After initially saying it would not release the information due to "security concerns," the Environmental Protection Agency relented Monday and disclosed the locations of the nation's 44 "high hazard" coal ash dump sites.
These are the surface impoundments holding the waste from coal-fired power plants where a failure of the containment structure -- like the one that occurred last December at the Tennessee Valley Authority's Kingston plant in Roane County, Tenn. -- could kill significant numbers of people.
The South is home to 24 of the 44 high-hazard sites. North Carolina has the most of these sites at 12, followed by Arizona with nine and Kentucky with seven.

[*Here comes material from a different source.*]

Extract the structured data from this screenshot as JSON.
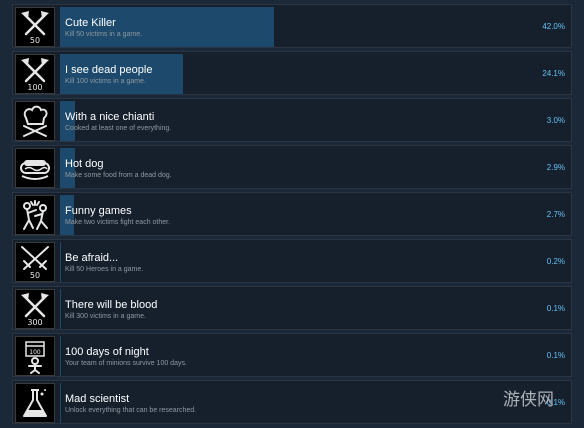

Meanwhile, North Carolina-based Duke Energy is the utility with the most facilities on the list, with 10. All of those are located in the company's home state.
"The presence of liquid coal ash impoundments near our homes, schools and business could pose a serious risk to life and property in the event of an impoundment rupture," said EPA Administrator Lisa Jackson. "By compiling a list of these facilities, EPA will be better able to identify and reduce potential risks by working with states and local emergency responders."
Coal ash dump sites contain dangerous levels of arsenic, lead, mercury and other toxins that can contaminate drinking water or inundate nearby communities, as happened last year in Tennessee.
The following are the sites on the EPA's list, arranged by state (click on chart for a larger image):
The list was compiled with information submitted to EPA by the electric utilities in response to the agency's March 9, 2009 information request. The EPA says the 44 units will receive priority attention as the agency continues to assess the safety of the nation's coal ash impoundments.
Sen. Barbara Boxer (D-Calif.) pressed the EPA to release the information, arguing that it was essential for people to know the sites' locations so they could press local authorities to act to make them safer. At a press conference held earlier this month, she complained of feeling "muzzled" by the agency.
EPA has promised to issue a proposed regulation for the management of coal combustion wastes by Dec. 31, 2009. At the present time, these facilities are not federally regulated.
In North Carolina, state Rep. Pricey Harrison (D-Greensboro) has proposed a bill that would impose tougher state regulations on these facilities. However, it faces stiff opposition from the state's utilities, which are major political donors and powerful lobbying forces [pdf].
(Image of home inundated by December 2008 TVA ash spill from the company's aerial footage)